As a Christian, I believed in the Resurrection. But I realized that the Resurrection left no evidence, except for numerous stories from eyewitnesses. We all know that eyewitness testimony is extremely unreliable. I can’t rely on eyewitness testimony, even the staggering number of people that claimed to see Jesus after his death (Paul said it was north of 500), because you just can’t rely on eyewitnesses! It’s too subjective.
Realizing the subjectivity of eyewitness accounts, and realizing that there was nothing I could forensically touch or taste that would lead me to the truth, I have to side with the fact that never have I seen a body three-days dead get up and walk. It should take more than inherently unreliable eyewitness testimony for anyone to believe that.
Eyewitness testimony is bad!

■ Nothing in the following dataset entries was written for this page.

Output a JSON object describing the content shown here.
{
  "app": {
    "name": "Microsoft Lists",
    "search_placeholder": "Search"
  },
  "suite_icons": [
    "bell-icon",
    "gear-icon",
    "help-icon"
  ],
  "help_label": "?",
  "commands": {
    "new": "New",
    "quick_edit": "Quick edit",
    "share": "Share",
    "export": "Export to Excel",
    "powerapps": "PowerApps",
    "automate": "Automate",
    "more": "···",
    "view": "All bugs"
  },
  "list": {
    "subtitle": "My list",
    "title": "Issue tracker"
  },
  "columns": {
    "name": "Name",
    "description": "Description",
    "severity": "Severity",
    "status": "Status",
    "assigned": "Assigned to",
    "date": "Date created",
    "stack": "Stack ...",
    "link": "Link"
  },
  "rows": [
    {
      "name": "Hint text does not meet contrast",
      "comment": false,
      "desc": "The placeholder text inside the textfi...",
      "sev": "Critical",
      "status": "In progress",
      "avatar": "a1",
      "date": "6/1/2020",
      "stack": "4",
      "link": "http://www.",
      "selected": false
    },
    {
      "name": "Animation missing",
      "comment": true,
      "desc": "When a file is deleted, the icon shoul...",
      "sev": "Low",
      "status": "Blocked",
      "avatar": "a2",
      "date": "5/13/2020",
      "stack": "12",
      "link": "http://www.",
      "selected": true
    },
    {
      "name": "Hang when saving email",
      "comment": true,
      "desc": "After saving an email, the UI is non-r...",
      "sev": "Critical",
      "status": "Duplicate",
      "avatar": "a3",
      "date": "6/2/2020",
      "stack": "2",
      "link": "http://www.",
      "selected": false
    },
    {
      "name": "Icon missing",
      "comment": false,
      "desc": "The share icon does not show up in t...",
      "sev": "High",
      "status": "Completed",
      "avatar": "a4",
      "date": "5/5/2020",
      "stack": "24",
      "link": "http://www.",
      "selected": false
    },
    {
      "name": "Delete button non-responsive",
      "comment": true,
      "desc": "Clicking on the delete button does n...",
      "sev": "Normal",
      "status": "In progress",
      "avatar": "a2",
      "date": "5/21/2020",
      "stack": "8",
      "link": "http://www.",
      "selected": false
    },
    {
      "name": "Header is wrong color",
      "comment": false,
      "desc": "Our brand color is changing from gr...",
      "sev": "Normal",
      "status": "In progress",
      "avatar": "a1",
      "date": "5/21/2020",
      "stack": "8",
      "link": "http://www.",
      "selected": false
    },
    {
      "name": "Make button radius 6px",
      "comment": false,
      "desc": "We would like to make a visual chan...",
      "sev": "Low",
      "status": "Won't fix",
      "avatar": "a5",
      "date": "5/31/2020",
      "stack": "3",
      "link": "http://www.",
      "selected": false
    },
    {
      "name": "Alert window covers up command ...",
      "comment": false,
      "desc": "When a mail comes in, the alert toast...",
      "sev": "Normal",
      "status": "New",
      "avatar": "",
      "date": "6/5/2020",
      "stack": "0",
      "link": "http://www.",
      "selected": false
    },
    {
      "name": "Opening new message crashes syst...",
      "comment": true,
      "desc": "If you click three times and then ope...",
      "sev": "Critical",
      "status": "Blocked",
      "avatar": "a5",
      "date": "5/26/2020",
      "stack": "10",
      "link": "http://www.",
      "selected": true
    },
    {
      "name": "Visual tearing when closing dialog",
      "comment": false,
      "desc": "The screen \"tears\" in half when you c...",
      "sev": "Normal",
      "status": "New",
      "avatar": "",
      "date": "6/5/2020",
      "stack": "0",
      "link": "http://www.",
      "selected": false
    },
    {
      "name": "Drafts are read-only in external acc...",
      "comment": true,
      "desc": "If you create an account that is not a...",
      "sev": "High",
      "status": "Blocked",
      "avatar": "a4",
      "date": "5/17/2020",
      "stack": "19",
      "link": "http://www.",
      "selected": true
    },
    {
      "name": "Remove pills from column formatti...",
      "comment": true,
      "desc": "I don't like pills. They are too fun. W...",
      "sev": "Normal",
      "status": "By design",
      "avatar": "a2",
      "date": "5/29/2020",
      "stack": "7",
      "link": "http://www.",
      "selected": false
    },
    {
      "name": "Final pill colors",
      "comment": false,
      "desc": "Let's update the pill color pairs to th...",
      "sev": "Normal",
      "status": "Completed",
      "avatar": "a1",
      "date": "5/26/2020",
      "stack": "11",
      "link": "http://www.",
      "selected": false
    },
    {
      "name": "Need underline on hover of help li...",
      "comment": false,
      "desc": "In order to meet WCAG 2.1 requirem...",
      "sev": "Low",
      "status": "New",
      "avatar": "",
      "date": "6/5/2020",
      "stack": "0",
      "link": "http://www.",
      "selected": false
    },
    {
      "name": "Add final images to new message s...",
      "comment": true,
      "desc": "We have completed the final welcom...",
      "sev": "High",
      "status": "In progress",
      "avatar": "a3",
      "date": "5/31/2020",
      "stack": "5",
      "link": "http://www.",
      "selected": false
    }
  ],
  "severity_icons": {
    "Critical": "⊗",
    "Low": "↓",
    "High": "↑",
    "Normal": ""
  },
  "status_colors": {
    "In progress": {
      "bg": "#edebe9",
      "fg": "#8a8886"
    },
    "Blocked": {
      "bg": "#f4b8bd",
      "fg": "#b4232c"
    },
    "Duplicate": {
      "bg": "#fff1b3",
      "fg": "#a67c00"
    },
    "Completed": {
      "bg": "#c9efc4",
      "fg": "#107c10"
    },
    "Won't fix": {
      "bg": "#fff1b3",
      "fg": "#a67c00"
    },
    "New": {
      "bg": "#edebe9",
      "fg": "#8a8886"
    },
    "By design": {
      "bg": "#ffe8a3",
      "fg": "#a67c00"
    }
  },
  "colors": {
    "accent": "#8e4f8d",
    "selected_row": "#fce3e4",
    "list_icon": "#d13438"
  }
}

So, to be consistent, I started applying that to my everyday life. When Laura, my wife, told me that it was raining outside, unless she was drenched when she walked in the door, I’d go check for myself. She’s an eyewitness, after all. She could be biased towards rain that day since the weatherman had predicted it, and thus be mistaken. She could have just wanted it to rain and believed she saw rain. Or, she could be lying to me to further an unseen agenda.

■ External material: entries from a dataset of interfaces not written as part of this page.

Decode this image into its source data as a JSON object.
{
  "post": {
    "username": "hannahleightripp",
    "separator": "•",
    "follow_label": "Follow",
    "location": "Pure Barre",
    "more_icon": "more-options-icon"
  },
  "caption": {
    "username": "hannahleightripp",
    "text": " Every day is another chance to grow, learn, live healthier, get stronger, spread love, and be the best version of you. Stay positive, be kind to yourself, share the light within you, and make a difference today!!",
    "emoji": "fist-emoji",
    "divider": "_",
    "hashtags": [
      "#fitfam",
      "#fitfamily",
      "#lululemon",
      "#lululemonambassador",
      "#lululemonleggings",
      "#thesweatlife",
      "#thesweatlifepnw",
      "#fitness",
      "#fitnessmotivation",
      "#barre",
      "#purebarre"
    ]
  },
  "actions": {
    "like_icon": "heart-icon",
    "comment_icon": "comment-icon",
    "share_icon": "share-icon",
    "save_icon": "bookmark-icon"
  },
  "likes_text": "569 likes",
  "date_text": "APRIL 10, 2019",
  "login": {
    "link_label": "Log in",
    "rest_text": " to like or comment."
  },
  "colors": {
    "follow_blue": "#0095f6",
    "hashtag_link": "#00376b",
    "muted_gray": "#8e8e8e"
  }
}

Either way, the only way to ascertain the truth would be to see it with my own eyes. If Laura announced dinner was ready, I wouldn’t believe her until I smelled the food or saw it on the table. If she told me a story about her past, I would try to empirically verify it, either from her old yearbooks or by looking at her scrapbooks. Not her journals (that’s still eyewitness testimony); only pictures would do!
I started doing that at work, too. I never believed what I was told, only what I could see with my own eyes. There were lots of whispers, and no one wanted to work with me. But I continued to verify every story someone told me, regardless of how mundane. If I couldn’t forensically verify it, I didn’t believe it.
When Laura, or someone acting on her behalf, told me that she was staying late at work or visiting my in-laws, I never believed that outright. If Laura were having an affair, that is exactly the sort of thing they’d tell me to keep it a secret. So I always drove by her office or my in-laws on the way home to see if her car was there.
Laura started to get this crazy idea that I didn’t trust her. “Honey,” I’d reassure her, “it’s not you. I trust you. I just don’t trust any eyewitness testimony. Period. Unless I can get forensic evidence to back it up, then I just won’t accept it on someone’s word!”
I thought she’d understand, but she filed for divorce only six months after I started this. She also filed for an order of protection. Since I was constantly driving by her alleged whereabouts, she got this crazy idea that I was stalking her.
What ticked me off most is that she had no forensic evidence to back up her claim: no tire tracks, no paint chips from my car, nor any surveillance tapes showing my car checking up on her. Nothing like that. Just three eyewitnesses. The judge accepted the eyewitness testimony and granted the order! Can you believe that? How insulting. Not to mention a bit ironic.